A useful way of tailing off any rambling in order to make it sound relevant. You follow the news. Talk about putting ‘rocket fuel on the raging bonfire’ and the dangers of a ‘turbo-charged economy’ and so on. Say ‘on steroids’ at least twice. Put on a pained face and snort, ‘call me old-fashioned but what happened to fiscal conservatism?’
For extra pseud points, try ‘I don’t want to come across all Austrian-school here’ and mention ‘the gold-standard’, ‘Weimar’ and ‘wheelbarrows full of cash’. Highly advanced bluffers can try raising the intriguing possibilities of ‘what hyper-inflation in the digital age might mean.’
7) ‘Just because we didn’t have traditional inflation after 2008 doesn’t mean we won’t experience it now’
You aren’t one of these ‘Neo-Keynesians’ (definitely drop that in) who reads too much into the last crisis.

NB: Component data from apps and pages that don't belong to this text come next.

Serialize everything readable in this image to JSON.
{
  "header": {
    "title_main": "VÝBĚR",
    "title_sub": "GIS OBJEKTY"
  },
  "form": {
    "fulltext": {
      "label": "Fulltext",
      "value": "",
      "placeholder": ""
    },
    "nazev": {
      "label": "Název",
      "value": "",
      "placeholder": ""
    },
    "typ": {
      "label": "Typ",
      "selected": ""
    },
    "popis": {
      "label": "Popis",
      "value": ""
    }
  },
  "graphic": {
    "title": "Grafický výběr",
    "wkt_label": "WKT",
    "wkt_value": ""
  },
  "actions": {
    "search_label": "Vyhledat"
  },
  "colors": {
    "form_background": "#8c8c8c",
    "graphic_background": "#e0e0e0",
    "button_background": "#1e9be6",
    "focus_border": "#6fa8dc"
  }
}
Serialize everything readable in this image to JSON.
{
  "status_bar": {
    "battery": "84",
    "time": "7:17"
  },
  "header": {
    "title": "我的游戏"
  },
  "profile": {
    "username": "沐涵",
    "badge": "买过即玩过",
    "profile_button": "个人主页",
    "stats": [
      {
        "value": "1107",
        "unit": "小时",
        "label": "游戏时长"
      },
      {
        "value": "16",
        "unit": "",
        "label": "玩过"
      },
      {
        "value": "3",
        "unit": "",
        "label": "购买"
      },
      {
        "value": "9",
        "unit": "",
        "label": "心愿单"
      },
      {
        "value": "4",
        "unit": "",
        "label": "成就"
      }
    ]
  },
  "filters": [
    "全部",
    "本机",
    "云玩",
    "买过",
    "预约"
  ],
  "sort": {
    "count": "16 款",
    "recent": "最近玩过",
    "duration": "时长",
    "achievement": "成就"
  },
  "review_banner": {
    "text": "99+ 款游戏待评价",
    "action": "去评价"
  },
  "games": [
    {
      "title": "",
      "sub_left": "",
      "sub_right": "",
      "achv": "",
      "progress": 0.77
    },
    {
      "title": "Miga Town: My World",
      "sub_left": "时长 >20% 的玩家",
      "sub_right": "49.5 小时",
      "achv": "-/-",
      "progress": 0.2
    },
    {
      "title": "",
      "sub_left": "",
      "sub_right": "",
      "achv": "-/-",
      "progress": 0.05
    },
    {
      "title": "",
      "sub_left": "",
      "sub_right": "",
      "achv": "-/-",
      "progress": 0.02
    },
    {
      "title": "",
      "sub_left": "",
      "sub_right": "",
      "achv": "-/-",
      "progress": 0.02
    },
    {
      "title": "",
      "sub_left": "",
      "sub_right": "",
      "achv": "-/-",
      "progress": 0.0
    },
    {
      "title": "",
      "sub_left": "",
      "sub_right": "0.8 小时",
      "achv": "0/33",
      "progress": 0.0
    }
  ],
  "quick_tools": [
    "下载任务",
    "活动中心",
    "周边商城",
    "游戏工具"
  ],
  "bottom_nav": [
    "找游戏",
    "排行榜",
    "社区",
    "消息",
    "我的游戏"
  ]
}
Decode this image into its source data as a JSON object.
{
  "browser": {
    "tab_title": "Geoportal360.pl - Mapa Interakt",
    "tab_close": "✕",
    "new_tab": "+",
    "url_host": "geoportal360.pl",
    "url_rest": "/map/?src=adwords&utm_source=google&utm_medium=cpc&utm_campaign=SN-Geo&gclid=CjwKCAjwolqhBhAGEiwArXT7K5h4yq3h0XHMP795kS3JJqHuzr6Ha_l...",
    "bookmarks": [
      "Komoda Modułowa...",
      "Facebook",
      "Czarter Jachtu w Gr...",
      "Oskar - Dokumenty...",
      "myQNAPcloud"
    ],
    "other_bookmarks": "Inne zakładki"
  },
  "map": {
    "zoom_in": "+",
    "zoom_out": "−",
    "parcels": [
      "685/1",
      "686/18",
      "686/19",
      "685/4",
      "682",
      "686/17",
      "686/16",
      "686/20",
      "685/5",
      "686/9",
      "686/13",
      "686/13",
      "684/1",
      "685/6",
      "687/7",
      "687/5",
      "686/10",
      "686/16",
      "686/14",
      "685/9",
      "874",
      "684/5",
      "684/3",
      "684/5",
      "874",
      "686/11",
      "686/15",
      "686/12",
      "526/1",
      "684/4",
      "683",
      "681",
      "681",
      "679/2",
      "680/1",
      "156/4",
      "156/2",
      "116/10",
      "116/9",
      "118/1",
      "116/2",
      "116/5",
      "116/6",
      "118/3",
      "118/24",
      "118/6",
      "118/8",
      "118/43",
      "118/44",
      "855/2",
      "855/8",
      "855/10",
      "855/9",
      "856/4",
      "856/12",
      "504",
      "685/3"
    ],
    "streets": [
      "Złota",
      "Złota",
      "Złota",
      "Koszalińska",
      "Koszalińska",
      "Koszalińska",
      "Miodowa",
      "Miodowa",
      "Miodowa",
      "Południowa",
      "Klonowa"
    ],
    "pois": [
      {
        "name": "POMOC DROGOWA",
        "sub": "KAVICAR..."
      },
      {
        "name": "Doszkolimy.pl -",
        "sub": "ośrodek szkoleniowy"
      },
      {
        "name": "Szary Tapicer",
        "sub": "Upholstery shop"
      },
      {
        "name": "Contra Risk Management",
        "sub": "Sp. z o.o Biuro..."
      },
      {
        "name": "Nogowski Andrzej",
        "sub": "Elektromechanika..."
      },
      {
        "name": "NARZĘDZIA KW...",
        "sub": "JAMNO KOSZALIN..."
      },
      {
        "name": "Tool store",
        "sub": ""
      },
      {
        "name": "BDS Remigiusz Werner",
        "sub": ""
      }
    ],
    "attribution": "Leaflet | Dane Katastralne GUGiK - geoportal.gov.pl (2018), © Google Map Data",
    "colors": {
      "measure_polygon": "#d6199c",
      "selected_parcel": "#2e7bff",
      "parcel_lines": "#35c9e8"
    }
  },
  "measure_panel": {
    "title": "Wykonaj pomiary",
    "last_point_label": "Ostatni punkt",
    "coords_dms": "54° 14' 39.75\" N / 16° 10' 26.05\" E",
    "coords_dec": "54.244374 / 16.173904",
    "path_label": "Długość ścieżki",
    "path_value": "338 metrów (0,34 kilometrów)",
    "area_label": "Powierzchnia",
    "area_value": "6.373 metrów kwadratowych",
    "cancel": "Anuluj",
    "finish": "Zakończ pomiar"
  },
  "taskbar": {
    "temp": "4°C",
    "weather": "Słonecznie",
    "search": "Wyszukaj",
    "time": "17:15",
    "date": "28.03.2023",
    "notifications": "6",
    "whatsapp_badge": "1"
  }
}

Stress ‘traditional’ to avoid getting caught out. There’s no such thing as inflation when it comes to saying ‘hyperinflation’ — so feel free to repeat indefinitely, though be sure to offset by adding that you also see the ‘deflationary pressures at the macro level’. It’s yin and yang, but you knew that.
For dramatic impact you could add that you ‘believe we could be about to experience something unprecedented in economic history’. Keep it sufficiently vague, nobody will expect you to explain.
8) ‘Why aren’t we talking more about environmental consequences of Bitcoin mining?’
Why, oh, why? This is a great example of what advanced bluffers call ‘a club double’ — it signals knowledge plus virtue. While all your avaricious pals are scoffing at the digital-coin trough, you are worried about the planet and the future. You are also ‘not sure if people understand how much computing power is needed to mine just one Bitcoin’ as if you are one of the few people who really does understand. Forget that you still don’t have the foggiest what a Bitcoin actually is let alone how you mine one. Remember how much you cherish the Arctic ice cap and feel good about yourself.